All of the events and projects I worked on have been interesting and worthwhile, the most memorable was Stand Down 2011. This event for homeless and low-income veterans was an extremely satisfying, eye-opening, and fun three days. It began with setting up in General Jones Armory, which required sweeping, mopping, setting up tables, and sorting through the clothing, food, and donated items. On day one over 700 veterans came to register, that is when I understood the importance of our pre-event preparations. Day two included free eye and medical exams, haircuts, legal, housing, and job assistance. The Red Cross also provided attendees with two hot meals, live music, and most of all a sense of camaraderie. On day three, after breakfast had been served, we handed out huge bags of supplies, which included brand new boots, shirts, socks, underwear, toiletries, bagged lunches etc. The level of appreciation and smiles on their faces was so gratifying, and I will look forward to volunteering at this event again.

While interacting with veterans and families at Stand Down and other deployment events is exciting and rewarding, there is also a lot of behind the scenes work that the Manager of Operations Support, Erin Counihan, does to be able to provide the support of the Red Cross. Many tasks have to be performed before the event, but the most challenging for me was SAF casework. Calling families that had suffered a loss or had emergencies was difficult, but when they genuinely thanked me for being a part of a network that was able to get their father, mother, son, daughter, brother, or sister home from war in a time of need, I realized the importance of the SAF program. Our current and passed service men and women and their families have made so many sacrifices for our freedom, and being able to help them in their time of need and show them our appreciation is truly a gift.

Written by: Jodie Lieffring

My Year of AmeriCorps Service

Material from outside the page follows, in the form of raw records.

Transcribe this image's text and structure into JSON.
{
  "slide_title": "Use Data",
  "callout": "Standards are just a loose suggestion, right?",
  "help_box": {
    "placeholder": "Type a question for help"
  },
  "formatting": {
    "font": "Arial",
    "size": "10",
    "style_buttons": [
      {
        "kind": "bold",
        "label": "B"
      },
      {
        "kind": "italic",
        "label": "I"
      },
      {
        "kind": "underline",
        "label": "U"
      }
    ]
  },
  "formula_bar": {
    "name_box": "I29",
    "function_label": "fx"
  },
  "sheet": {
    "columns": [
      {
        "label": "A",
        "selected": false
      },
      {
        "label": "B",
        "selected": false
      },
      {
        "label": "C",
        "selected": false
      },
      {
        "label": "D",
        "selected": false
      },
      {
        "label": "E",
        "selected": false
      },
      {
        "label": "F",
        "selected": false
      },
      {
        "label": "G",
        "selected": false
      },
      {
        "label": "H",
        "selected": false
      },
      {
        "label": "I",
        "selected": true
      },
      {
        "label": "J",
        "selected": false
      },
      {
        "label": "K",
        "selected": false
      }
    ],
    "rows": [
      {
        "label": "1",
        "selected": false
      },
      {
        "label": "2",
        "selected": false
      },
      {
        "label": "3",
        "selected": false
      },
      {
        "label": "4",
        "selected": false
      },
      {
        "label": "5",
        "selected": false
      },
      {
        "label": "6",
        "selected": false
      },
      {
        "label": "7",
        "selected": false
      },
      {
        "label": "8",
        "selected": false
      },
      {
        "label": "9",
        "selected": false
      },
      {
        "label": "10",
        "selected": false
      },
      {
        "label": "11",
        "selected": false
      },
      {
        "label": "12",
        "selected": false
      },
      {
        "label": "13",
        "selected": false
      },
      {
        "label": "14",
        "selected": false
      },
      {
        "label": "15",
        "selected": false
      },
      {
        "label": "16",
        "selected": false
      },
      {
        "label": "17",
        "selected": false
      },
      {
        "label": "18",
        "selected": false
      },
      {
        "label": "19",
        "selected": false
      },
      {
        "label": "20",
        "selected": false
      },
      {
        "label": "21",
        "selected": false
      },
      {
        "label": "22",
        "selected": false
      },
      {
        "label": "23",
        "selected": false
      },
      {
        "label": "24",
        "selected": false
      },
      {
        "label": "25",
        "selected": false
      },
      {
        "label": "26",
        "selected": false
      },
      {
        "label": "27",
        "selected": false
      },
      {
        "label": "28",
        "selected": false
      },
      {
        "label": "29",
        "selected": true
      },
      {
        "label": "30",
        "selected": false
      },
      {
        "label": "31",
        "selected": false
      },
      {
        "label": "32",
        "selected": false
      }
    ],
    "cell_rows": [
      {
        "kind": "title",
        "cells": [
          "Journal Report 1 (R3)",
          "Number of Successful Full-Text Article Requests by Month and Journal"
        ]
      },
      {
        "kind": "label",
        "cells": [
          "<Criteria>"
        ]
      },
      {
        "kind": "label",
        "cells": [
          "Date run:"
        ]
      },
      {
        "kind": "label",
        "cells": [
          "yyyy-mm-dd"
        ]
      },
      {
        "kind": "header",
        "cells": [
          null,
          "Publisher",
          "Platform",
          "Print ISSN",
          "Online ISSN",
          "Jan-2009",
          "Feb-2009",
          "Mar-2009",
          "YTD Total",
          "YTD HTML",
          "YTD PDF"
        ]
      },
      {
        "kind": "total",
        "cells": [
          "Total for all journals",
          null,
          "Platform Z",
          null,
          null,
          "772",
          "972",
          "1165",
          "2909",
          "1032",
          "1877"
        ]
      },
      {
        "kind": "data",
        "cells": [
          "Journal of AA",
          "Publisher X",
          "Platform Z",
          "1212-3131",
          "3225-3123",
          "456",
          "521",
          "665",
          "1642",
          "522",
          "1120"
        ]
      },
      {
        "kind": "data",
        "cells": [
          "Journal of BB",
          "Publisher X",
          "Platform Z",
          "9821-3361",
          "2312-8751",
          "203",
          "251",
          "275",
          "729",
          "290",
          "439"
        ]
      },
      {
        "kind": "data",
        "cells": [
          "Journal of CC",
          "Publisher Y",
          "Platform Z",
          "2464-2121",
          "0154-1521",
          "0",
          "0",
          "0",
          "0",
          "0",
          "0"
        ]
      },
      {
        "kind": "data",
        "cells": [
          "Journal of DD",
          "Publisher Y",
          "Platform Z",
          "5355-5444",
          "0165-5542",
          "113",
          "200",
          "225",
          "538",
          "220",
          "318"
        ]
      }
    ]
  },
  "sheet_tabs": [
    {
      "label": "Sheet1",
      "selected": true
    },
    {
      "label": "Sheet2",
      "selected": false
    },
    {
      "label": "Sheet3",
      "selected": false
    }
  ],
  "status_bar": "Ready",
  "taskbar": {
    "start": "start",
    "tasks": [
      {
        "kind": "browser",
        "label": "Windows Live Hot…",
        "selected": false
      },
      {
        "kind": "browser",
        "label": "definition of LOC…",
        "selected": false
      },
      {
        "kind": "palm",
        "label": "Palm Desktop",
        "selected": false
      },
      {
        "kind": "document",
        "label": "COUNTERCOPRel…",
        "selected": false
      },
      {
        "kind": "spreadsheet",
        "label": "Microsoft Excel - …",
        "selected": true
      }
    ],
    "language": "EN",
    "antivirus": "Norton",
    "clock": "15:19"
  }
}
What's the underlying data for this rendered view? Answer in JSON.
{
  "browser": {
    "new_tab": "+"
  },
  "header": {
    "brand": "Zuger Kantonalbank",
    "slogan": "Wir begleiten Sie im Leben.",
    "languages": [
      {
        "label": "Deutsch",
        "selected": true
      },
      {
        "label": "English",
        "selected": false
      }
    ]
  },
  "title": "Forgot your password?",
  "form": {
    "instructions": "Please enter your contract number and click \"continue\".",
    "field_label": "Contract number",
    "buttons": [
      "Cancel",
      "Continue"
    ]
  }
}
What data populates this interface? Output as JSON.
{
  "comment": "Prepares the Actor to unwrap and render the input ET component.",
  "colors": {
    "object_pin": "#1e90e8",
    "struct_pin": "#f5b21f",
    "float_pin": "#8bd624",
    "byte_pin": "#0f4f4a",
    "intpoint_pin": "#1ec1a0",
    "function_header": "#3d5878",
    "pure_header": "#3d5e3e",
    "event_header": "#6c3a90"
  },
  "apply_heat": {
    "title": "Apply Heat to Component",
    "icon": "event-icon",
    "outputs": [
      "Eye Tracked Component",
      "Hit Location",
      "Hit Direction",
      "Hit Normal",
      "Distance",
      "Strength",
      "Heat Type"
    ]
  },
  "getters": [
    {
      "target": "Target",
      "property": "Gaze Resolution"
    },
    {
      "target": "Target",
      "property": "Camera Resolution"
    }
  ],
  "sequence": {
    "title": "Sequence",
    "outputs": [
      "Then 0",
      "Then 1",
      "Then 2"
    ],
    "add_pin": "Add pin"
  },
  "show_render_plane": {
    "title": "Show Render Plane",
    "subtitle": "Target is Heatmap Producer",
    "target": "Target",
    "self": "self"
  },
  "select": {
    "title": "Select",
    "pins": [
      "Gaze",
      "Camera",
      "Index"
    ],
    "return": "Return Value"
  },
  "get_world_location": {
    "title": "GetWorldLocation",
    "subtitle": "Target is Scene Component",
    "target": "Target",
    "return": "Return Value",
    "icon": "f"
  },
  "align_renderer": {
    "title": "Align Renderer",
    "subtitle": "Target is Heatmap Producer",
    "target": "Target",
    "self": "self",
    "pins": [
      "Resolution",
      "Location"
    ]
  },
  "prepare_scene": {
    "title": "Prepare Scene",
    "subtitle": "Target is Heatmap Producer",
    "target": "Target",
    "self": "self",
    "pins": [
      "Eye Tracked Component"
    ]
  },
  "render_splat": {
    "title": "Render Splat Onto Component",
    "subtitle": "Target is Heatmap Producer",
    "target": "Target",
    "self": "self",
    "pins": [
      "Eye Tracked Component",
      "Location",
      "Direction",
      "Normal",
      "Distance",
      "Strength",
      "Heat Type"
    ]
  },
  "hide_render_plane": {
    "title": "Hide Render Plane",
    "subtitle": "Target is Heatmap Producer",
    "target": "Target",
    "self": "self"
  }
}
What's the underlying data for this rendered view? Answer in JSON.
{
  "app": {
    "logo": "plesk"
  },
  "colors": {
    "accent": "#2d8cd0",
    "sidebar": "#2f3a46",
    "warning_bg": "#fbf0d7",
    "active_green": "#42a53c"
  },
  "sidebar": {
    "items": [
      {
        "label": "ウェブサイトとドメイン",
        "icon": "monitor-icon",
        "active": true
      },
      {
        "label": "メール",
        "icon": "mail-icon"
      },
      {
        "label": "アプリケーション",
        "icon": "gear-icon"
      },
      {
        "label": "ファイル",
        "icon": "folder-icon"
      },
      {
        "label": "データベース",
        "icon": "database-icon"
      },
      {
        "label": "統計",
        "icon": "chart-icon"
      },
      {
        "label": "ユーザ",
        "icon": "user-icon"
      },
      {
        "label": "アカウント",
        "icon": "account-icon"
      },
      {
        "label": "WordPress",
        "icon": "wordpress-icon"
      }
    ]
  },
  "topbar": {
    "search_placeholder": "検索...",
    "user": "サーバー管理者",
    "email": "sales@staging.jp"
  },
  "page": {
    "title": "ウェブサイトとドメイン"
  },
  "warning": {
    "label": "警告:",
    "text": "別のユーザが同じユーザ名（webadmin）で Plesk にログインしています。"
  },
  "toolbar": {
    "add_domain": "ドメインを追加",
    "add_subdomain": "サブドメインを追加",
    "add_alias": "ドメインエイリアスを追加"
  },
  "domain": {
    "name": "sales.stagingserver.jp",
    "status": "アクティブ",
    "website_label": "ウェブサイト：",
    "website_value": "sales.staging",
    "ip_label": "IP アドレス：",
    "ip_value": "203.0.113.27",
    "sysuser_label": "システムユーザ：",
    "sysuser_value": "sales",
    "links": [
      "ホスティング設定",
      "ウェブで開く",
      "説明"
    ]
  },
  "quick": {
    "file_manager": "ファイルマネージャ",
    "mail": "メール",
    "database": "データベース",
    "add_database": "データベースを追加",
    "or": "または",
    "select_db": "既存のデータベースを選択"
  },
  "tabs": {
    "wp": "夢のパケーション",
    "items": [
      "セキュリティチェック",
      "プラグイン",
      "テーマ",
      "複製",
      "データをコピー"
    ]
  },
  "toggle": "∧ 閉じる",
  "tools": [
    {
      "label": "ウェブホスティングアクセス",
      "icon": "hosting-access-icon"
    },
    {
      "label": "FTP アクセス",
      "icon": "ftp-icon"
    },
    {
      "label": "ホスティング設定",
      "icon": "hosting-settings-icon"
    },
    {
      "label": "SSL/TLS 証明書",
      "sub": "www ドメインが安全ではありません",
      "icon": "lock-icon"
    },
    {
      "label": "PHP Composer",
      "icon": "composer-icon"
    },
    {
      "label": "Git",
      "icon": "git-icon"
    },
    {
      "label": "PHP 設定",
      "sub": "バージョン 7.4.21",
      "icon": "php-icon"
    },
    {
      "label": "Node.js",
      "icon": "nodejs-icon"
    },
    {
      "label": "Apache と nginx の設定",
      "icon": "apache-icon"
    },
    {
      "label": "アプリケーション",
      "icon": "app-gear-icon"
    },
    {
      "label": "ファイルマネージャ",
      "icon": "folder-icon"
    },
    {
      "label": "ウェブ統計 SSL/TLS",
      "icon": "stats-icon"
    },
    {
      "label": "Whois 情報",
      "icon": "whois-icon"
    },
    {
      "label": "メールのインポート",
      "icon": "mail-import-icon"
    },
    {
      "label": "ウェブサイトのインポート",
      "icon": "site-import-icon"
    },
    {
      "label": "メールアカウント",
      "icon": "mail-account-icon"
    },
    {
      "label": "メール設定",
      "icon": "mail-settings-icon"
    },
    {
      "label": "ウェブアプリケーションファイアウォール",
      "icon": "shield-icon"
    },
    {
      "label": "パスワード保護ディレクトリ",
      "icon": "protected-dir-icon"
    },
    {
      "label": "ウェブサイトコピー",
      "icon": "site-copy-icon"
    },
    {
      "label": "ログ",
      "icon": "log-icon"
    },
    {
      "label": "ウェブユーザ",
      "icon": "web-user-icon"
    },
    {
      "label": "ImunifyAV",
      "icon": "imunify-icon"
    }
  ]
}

The past year has been amazing! When I walked through the doors at Headquarters on September 1st, 2009, I had no idea what was in store for me during my term of AmeriCorps service. I have come out of it a changed and stronger person. Through long hours, exhausting work and excellent supervision, I have grown into the person I am now.

It began with my supervisor, Jackie Dempsey, who supported, guided, listened and encouraged me and my AmeriCorps co-workers to accomplish what many people thought impossible. We taught American Red Cross safety classes in under-resourced areas without many of the materials that regular instructors had and with an almost non-existent budget. In addition, we performed extremely well while being paid below minimum wage.

After a whirlwind of training in the first three weeks of September, 2009, I was now an instructor of a variety of programs. I was now responsible for conducting outreach to set up classes, teaching the classes and completing all necessary documentation. This was difficult at times because people were less interested in taking a CPR class than they were interested in paying their bills. Even though I taught all classes for free, many people could not attend classes or simply did not show up. This made for a very humbling year. I was still able to interest plenty of people and taught many full classes.

Another aspect of the position was service projects. Individually and as a group, service projects were taken to new levels. A transitional living home named Grace House in Decatur, Illinois got renovated, children learned about all of our kid safety programs, Anixter Center had their courtyard revived with planters and plants, winter coats were donated, canned food was donated, comfort kits were made and many other lives were impacted.

In the end, close to 7,000 people were certified by AmeriCorps members in American Red Cross classes and over 35,000 people were taught in non-certification classes. I know I have changed tremendously and so have my co-workers. This has been an amazing experience and I am so glad that I was a part of it. Thank you AmeriCorps and the American Red Cross!

Written by Jason Schultz